* **Problem to solve**: Your answer must match the entries below word for word.

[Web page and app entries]

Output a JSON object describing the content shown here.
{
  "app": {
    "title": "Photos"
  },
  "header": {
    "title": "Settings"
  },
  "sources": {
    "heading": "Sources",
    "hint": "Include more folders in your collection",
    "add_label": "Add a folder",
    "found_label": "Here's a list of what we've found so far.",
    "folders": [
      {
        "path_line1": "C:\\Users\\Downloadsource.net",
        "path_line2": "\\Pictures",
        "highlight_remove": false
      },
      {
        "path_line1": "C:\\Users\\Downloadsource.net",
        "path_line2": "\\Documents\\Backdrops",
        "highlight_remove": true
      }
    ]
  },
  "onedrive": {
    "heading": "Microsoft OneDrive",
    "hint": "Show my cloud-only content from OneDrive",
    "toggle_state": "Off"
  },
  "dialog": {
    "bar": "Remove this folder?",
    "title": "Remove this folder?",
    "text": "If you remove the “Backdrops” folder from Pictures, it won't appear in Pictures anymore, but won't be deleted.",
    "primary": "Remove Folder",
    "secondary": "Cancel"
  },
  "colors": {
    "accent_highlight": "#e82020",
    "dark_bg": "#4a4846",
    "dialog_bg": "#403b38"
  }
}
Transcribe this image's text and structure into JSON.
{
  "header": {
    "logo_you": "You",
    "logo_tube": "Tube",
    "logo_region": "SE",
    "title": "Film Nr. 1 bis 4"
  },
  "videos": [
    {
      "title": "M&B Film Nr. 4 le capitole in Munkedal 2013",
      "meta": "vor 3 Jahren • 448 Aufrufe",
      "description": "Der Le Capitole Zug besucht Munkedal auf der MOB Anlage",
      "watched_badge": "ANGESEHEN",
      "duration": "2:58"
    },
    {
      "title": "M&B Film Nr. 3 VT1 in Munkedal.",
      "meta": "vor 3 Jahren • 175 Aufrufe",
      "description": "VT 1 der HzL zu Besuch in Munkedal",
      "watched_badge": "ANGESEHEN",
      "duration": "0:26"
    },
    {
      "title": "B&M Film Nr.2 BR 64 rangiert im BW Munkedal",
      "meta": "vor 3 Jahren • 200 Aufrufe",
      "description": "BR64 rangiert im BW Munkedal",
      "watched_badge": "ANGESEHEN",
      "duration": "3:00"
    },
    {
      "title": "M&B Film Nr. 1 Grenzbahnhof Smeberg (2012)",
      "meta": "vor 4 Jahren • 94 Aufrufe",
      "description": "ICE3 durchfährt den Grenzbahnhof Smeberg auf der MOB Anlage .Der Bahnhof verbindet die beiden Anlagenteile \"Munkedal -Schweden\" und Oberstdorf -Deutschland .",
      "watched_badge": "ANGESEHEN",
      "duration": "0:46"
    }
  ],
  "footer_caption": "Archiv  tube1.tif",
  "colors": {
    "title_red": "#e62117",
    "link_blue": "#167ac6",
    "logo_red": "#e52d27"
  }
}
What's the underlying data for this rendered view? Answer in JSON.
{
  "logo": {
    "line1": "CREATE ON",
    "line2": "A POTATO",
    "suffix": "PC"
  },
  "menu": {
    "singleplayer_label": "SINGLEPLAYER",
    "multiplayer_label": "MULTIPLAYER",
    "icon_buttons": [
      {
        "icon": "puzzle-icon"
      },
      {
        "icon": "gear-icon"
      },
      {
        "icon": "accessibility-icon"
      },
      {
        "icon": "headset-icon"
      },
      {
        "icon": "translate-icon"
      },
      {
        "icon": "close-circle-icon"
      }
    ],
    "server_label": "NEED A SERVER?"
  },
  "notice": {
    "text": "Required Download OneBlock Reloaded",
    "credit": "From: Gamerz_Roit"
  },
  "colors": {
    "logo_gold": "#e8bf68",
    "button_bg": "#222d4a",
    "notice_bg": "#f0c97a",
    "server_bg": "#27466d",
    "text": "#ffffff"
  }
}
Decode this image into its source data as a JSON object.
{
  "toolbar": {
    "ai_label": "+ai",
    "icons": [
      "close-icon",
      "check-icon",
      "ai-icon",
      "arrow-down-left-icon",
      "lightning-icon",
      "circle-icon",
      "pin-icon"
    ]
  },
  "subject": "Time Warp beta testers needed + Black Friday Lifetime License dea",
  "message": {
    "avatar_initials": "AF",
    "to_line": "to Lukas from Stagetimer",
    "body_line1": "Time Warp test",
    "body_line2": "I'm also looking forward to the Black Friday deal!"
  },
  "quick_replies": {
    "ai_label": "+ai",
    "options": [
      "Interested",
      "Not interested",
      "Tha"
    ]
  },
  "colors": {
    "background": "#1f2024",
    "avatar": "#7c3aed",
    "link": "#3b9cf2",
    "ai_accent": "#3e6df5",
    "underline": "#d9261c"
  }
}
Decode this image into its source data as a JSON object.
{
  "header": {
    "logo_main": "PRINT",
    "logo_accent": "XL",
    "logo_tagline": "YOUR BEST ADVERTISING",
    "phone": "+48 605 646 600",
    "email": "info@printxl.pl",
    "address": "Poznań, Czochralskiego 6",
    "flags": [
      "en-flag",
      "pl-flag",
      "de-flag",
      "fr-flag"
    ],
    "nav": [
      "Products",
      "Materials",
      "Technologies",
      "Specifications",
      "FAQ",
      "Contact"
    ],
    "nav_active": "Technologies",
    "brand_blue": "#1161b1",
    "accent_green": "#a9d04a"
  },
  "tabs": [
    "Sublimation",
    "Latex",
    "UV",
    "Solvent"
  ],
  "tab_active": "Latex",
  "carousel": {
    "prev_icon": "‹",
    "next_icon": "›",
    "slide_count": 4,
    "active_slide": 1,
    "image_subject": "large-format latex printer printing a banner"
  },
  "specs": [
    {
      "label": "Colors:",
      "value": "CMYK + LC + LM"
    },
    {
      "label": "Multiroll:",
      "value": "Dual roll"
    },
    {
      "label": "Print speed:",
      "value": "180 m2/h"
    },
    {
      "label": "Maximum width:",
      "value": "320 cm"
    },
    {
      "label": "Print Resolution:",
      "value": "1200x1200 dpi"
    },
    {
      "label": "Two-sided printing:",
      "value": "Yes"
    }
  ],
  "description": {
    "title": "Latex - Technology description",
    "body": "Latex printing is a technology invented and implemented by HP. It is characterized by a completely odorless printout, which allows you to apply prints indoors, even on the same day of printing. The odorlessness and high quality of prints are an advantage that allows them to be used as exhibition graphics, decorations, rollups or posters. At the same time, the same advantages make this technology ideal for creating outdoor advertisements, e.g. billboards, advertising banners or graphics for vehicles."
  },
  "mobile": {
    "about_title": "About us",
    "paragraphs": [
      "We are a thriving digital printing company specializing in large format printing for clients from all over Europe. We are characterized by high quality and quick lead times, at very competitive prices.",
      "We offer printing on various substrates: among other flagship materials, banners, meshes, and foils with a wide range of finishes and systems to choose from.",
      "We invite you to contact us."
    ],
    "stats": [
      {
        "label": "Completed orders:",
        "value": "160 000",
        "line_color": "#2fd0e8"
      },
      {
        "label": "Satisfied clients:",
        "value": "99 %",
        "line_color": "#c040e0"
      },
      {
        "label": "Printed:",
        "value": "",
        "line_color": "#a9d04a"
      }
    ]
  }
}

* **Result for this task**:
Output a JSON object describing the content shown here.
{
  "app": {
    "title": "Photos"
  },
  "header": {
    "title": "Settings"
  },
  "sources": {
    "heading": "Sources",
    "hint": "Include more folders in your collection",
    "add_label": "Add a folder",
    "found_label": "Here's a list of what we've found so far.",
    "folders": [
      {
        "path_line1": "C:\\Users\\Downloadsource.net",
        "path_line2": "\\Pictures",
        "highlight_remove": false
      },
      {
        "path_line1": "C:\\Users\\Downloadsource.net",
        "path_line2": "\\Documents\\Backdrops",
        "highlight_remove": true
      }
    ]
  },
  "onedrive": {
    "heading": "Microsoft OneDrive",
    "hint": "Show my cloud-only content from OneDrive",
    "toggle_state": "Off"
  },
  "dialog": {
    "bar": "Remove this folder?",
    "title": "Remove this folder?",
    "text": "If you remove the “Backdrops” folder from Pictures, it won't appear in Pictures anymore, but won't be deleted.",
    "primary": "Remove Folder",
    "secondary": "Cancel"
  },
  "colors": {
    "accent_highlight": "#e82020",
    "dark_bg": "#4a4846",
    "dialog_bg": "#403b38"
  }
}
Transcribe this image's text and structure into JSON.
{
  "header": {
    "logo_you": "You",
    "logo_tube": "Tube",
    "logo_region": "SE",
    "title": "Film Nr. 1 bis 4"
  },
  "videos": [
    {
      "title": "M&B Film Nr. 4 le capitole in Munkedal 2013",
      "meta": "vor 3 Jahren • 448 Aufrufe",
      "description": "Der Le Capitole Zug besucht Munkedal auf der MOB Anlage",
      "watched_badge": "ANGESEHEN",
      "duration": "2:58"
    },
    {
      "title": "M&B Film Nr. 3 VT1 in Munkedal.",
      "meta": "vor 3 Jahren • 175 Aufrufe",
      "description": "VT 1 der HzL zu Besuch in Munkedal",
      "watched_badge": "ANGESEHEN",
      "duration": "0:26"
    },
    {
      "title": "B&M Film Nr.2 BR 64 rangiert im BW Munkedal",
      "meta": "vor 3 Jahren • 200 Aufrufe",
      "description": "BR64 rangiert im BW Munkedal",
      "watched_badge": "ANGESEHEN",
      "duration": "3:00"
    },
    {
      "title": "M&B Film Nr. 1 Grenzbahnhof Smeberg (2012)",
      "meta": "vor 4 Jahren • 94 Aufrufe",
      "description": "ICE3 durchfährt den Grenzbahnhof Smeberg auf der MOB Anlage .Der Bahnhof verbindet die beiden Anlagenteile \"Munkedal -Schweden\" und Oberstdorf -Deutschland .",
      "watched_badge": "ANGESEHEN",
      "duration": "0:46"
    }
  ],
  "footer_caption": "Archiv  tube1.tif",
  "colors": {
    "title_red": "#e62117",
    "link_blue": "#167ac6",
    "logo_red": "#e52d27"
  }
}
What's the underlying data for this rendered view? Answer in JSON.
{
  "logo": {
    "line1": "CREATE ON",
    "line2": "A POTATO",
    "suffix": "PC"
  },
  "menu": {
    "singleplayer_label": "SINGLEPLAYER",
    "multiplayer_label": "MULTIPLAYER",
    "icon_buttons": [
      {
        "icon": "puzzle-icon"
      },
      {
        "icon": "gear-icon"
      },
      {
        "icon": "accessibility-icon"
      },
      {
        "icon": "headset-icon"
      },
      {
        "icon": "translate-icon"
      },
      {
        "icon": "close-circle-icon"
      }
    ],
    "server_label": "NEED A SERVER?"
  },
  "notice": {
    "text": "Required Download OneBlock Reloaded",
    "credit": "From: Gamerz_Roit"
  },
  "colors": {
    "logo_gold": "#e8bf68",
    "button_bg": "#222d4a",
    "notice_bg": "#f0c97a",
    "server_bg": "#27466d",
    "text": "#ffffff"
  }
}
Decode this image into its source data as a JSON object.
{
  "toolbar": {
    "ai_label": "+ai",
    "icons": [
      "close-icon",
      "check-icon",
      "ai-icon",
      "arrow-down-left-icon",
      "lightning-icon",
      "circle-icon",
      "pin-icon"
    ]
  },
  "subject": "Time Warp beta testers needed + Black Friday Lifetime License dea",
  "message": {
    "avatar_initials": "AF",
    "to_line": "to Lukas from Stagetimer",
    "body_line1": "Time Warp test",
    "body_line2": "I'm also looking forward to the Black Friday deal!"
  },
  "quick_replies": {
    "ai_label": "+ai",
    "options": [
      "Interested",
      "Not interested",
      "Tha"
    ]
  },
  "colors": {
    "background": "#1f2024",
    "avatar": "#7c3aed",
    "link": "#3b9cf2",
    "ai_accent": "#3e6df5",
    "underline": "#d9261c"
  }
}
Decode this image into its source data as a JSON object.
{
  "header": {
    "logo_main": "PRINT",
    "logo_accent": "XL",
    "logo_tagline": "YOUR BEST ADVERTISING",
    "phone": "+48 605 646 600",
    "email": "info@printxl.pl",
    "address": "Poznań, Czochralskiego 6",
    "flags": [
      "en-flag",
      "pl-flag",
      "de-flag",
      "fr-flag"
    ],
    "nav": [
      "Products",
      "Materials",
      "Technologies",
      "Specifications",
      "FAQ",
      "Contact"
    ],
    "nav_active": "Technologies",
    "brand_blue": "#1161b1",
    "accent_green": "#a9d04a"
  },
  "tabs": [
    "Sublimation",
    "Latex",
    "UV",
    "Solvent"
  ],
  "tab_active": "Latex",
  "carousel": {
    "prev_icon": "‹",
    "next_icon": "›",
    "slide_count": 4,
    "active_slide": 1,
    "image_subject": "large-format latex printer printing a banner"
  },
  "specs": [
    {
      "label": "Colors:",
      "value": "CMYK + LC + LM"
    },
    {
      "label": "Multiroll:",
      "value": "Dual roll"
    },
    {
      "label": "Print speed:",
      "value": "180 m2/h"
    },
    {
      "label": "Maximum width:",
      "value": "320 cm"
    },
    {
      "label": "Print Resolution:",
      "value": "1200x1200 dpi"
    },
    {
      "label": "Two-sided printing:",
      "value": "Yes"
    }
  ],
  "description": {
    "title": "Latex - Technology description",
    "body": "Latex printing is a technology invented and implemented by HP. It is characterized by a completely odorless printout, which allows you to apply prints indoors, even on the same day of printing. The odorlessness and high quality of prints are an advantage that allows them to be used as exhibition graphics, decorations, rollups or posters. At the same time, the same advantages make this technology ideal for creating outdoor advertisements, e.g. billboards, advertising banners or graphics for vehicles."
  },
  "mobile": {
    "about_title": "About us",
    "paragraphs": [
      "We are a thriving digital printing company specializing in large format printing for clients from all over Europe. We are characterized by high quality and quick lead times, at very competitive prices.",
      "We offer printing on various substrates: among other flagship materials, banners, meshes, and foils with a wide range of finishes and systems to choose from.",
      "We invite you to contact us."
    ],
    "stats": [
      {
        "label": "Completed orders:",
        "value": "160 000",
        "line_color": "#2fd0e8"
      },
      {
        "label": "Satisfied clients:",
        "value": "99 %",
        "line_color": "#c040e0"
      },
      {
        "label": "Printed:",
        "value": "",
        "line_color": "#a9d04a"
      }
    ]
  }
}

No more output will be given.